Norma (Nacional) and Wilma (Liper)

Next was a play which won the first prize in the PSF Theater Festival in 2012, "STARS" by JP Lopez, directed by Vincent Tanada. This was about Norma Aunor (Glory Ann Nacional) and Wilma Santos (2012 Best Actress Cindy Liper), two neighbors who used to be best friends, but are now bitter enemies. When they argue with each other, they use famous lines from the movies of their idols, Nora Aunor and Vilma Santos, a lot of fun for fans of local pop culture. Their maids, Jolens (Quincy Ramos) and Juday (Pearl Belen) also reflect the rivalry of their masters, but their sons Boyet (Kiel Najera) and Edward (Cedie Duller) seem to be getting along just fine.

Girl (Bagtas), May-akda (Martinez) and and Boy (Garcia)

The first of the plays in the main competition this year followed, "CONTROL S" written by Cedie Duller, directed by Vincent Tanada. This was about a successful movie scriptwriter May-Akda (Brent Martinez) now devastated by the recent death of his partner Josh. The characters of the script he is working on Boy (Poul Garcia) and Girl (Cherry Bagtas) try to get him to start writing again. The concept of the play was very interesting, although I cannot say I completely understood what Boy and Girl were trying to do and why they were doing it.

Roy (Rivas) and Dion (Bocor)

The final play of the night, which started almost 1 am already, is another play in the main competition, "THE GALLERY" written by three-time Best Play winner in the festivals past, JP Lopez, again directed by Vincent Tanada. His new play is an absurd, over-the-top play about a young drug addict gigolo Roy (Johnrey Rivas) who answered an ad by intersex artist Dion (OJ Bacor) for a model. This wild play went in all directions, with diverse elements of various genre -- comedy, sexy, horror and even politics -- all rolled into one campy, flamboyant and schizophrenic show. Its sense of the macabre simply went off the charts! I won't be surprised if this one will also win something come awards night. 


Before these competition plays, three short one act plays by workshoppers by presented and critiqued by the judges and members of the audience. These were directed by Stagers who were participating in the ongoing Director's Workshop. 

The cast of "Sa Parlor"

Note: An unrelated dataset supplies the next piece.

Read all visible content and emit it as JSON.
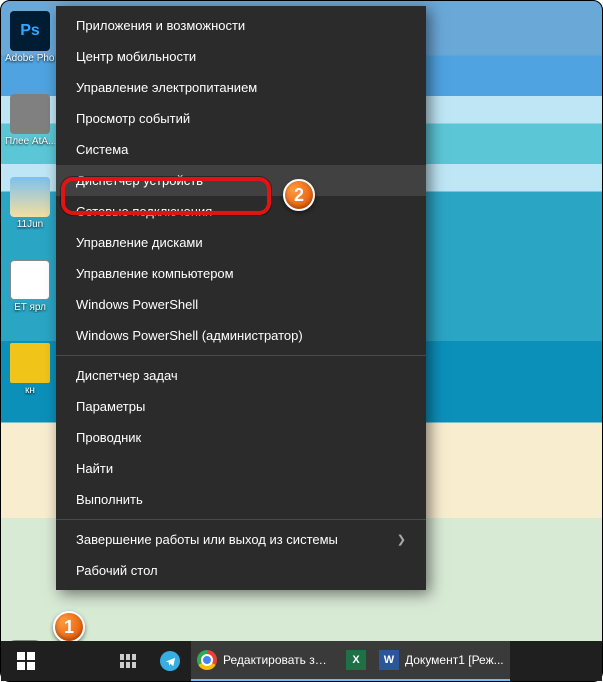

The first short one-act play was called "SA PARLOR" written by Atty. Vince Tanada in 2005, and performed many times over the years. This time, it was directed by Pearl Belen. This was about a pair of gay beauticians, the veteran Chit and the newcomer Chanda, who were arguing if their boss Carding was gay or not. The two actors playing the beauticians were very shrill, while the guy playing Carding was on the other end of the energy scale. There seemed to be a lot of lines missed by the nervous actors, which ended up with a puzzling plot that I did not really understand.

Geraldine of "Sa Carinderia"

The second short one-act play was called "SA CARINDERIA" which Atty. Tanada says he wrote 30 years ago. This was directed by Chin Ortega. This was a one-woman show about a bored owner of a roadside eatery with no customers so she ends up talking to the flies and the food she cooked (and recooked). This was certainly very challenging, but this young aspiring actress named Geraldine took it on with a lot of cheeky nerve. She was not shy to make fun of her prominent chin to gain more laughs. There may have been some issues of comic timing last night (like reacting ahead of seeing what was in the pots), but this girl is a very promising comedienne.

Biboy and Yvonne of "Babae Po Ako"

The third short one-act play was "BABAE PO AKO" written by Jordan Ladra. This was directed by Cherry Bagtas. It is about a young lady Yvonne, who had once been deceived by her first boyfriend Biboy, who turned out to be gay. Now, her new boyfriend Noel is planning to propose to her. How will she react? The pretty actress playing Yvonne was so over-the-top and loud, as was the style of actor playing Biboy. They had some funny slapstick moments together, but it was not always clear what they were talking about in all their hyper excitement.